• _What is needed_
Pull every line from the records that has the word "JSON" in it.

• _Data listing_

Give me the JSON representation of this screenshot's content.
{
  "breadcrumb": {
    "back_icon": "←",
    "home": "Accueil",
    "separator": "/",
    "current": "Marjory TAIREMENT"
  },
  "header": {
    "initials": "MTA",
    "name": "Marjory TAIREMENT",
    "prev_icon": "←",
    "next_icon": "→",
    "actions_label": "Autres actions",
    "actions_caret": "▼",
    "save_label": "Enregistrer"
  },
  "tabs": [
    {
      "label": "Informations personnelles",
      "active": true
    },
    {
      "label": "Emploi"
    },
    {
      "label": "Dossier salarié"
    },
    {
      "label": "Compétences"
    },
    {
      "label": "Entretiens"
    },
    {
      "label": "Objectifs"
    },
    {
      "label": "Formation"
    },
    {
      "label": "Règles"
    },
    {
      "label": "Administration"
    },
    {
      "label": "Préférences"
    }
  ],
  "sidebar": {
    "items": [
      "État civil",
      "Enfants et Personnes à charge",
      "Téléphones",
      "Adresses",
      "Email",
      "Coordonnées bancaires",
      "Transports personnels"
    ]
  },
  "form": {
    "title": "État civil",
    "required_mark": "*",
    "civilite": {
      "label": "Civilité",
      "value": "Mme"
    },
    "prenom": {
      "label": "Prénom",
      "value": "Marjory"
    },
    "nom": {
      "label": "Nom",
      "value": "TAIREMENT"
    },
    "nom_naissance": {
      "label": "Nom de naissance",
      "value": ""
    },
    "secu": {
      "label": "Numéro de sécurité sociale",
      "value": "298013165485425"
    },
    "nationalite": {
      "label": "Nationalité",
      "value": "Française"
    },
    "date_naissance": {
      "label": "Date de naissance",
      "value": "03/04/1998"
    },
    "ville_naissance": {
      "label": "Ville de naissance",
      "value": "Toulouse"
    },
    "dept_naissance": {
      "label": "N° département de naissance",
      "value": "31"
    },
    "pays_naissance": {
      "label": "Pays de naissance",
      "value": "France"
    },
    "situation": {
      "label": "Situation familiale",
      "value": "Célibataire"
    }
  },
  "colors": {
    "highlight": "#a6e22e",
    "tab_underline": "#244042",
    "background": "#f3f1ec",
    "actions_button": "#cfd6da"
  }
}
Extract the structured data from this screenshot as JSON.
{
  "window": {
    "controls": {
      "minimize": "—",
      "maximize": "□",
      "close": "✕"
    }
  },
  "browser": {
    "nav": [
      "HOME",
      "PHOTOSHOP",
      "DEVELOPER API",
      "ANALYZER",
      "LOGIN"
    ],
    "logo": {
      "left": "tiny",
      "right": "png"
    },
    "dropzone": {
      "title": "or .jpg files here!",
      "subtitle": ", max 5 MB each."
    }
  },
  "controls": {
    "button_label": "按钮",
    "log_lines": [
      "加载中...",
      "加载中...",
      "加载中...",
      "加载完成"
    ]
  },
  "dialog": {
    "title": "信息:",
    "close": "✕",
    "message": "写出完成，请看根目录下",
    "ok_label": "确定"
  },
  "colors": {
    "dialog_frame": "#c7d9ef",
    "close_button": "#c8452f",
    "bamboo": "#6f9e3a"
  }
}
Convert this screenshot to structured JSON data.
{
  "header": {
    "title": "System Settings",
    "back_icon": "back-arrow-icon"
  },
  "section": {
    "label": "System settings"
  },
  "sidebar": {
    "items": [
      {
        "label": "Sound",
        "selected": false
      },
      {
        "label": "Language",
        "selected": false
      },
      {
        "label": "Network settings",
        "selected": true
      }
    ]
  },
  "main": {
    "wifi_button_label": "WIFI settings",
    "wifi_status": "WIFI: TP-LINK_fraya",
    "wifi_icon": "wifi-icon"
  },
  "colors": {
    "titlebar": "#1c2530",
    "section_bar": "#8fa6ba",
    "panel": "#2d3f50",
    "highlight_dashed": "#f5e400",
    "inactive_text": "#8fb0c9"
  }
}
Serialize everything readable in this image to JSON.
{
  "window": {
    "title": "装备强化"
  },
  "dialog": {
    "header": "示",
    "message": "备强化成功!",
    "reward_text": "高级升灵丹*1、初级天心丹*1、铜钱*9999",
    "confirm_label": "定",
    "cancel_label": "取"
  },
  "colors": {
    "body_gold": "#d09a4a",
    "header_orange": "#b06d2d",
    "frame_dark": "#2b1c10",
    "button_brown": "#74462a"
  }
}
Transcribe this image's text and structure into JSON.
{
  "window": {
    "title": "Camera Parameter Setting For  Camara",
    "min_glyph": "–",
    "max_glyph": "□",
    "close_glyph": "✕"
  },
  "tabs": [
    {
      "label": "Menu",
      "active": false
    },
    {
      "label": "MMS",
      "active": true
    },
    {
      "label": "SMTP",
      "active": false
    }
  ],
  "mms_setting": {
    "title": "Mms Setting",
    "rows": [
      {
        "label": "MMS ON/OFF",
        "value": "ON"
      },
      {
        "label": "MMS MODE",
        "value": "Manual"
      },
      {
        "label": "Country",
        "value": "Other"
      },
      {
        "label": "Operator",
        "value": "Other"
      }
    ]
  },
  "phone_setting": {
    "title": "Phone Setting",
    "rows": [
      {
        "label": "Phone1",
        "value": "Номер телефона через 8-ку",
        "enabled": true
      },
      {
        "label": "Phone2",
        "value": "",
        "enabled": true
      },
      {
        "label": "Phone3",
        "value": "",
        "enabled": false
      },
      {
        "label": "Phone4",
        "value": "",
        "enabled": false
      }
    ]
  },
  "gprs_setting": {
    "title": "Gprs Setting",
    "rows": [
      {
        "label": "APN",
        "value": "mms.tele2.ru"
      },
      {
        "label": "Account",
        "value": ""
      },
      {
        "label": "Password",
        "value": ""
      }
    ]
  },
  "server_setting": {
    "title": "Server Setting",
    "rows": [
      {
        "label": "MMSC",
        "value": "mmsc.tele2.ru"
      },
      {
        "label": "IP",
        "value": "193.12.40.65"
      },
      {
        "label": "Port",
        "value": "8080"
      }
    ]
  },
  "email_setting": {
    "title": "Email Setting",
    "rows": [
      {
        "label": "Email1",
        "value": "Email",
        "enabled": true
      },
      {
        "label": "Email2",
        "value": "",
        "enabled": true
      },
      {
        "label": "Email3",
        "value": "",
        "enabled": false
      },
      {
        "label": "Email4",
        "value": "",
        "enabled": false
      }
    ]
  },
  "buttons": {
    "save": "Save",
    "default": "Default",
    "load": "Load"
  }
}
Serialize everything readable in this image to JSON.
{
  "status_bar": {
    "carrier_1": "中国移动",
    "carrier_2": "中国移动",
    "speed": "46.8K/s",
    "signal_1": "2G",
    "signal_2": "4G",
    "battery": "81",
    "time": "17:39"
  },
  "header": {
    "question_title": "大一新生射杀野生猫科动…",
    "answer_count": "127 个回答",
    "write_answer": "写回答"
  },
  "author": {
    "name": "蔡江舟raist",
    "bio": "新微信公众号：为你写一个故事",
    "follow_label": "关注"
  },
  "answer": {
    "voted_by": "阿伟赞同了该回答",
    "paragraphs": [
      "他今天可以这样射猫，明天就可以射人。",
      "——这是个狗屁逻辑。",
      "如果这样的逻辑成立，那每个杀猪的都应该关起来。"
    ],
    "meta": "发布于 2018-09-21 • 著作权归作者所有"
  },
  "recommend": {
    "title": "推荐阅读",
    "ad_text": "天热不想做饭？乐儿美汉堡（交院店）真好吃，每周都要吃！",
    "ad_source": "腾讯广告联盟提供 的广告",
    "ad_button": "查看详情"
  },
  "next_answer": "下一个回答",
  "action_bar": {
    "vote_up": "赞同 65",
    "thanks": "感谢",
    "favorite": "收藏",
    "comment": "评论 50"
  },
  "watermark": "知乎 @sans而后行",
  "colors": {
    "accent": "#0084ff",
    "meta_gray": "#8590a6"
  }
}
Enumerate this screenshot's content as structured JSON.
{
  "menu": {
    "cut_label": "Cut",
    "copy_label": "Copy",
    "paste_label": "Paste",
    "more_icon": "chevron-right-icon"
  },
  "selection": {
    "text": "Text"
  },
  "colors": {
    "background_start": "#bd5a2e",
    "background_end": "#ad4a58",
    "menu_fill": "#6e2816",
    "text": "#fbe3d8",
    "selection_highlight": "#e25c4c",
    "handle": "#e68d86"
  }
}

• _Written response_
Give me the JSON representation of this screenshot's content.
Extract the structured data from this screenshot as JSON.
Convert this screenshot to structured JSON data.
Serialize everything readable in this image to JSON.
Transcribe this image's text and structure into JSON.
Serialize everything readable in this image to JSON.
Enumerate this screenshot's content as structured JSON.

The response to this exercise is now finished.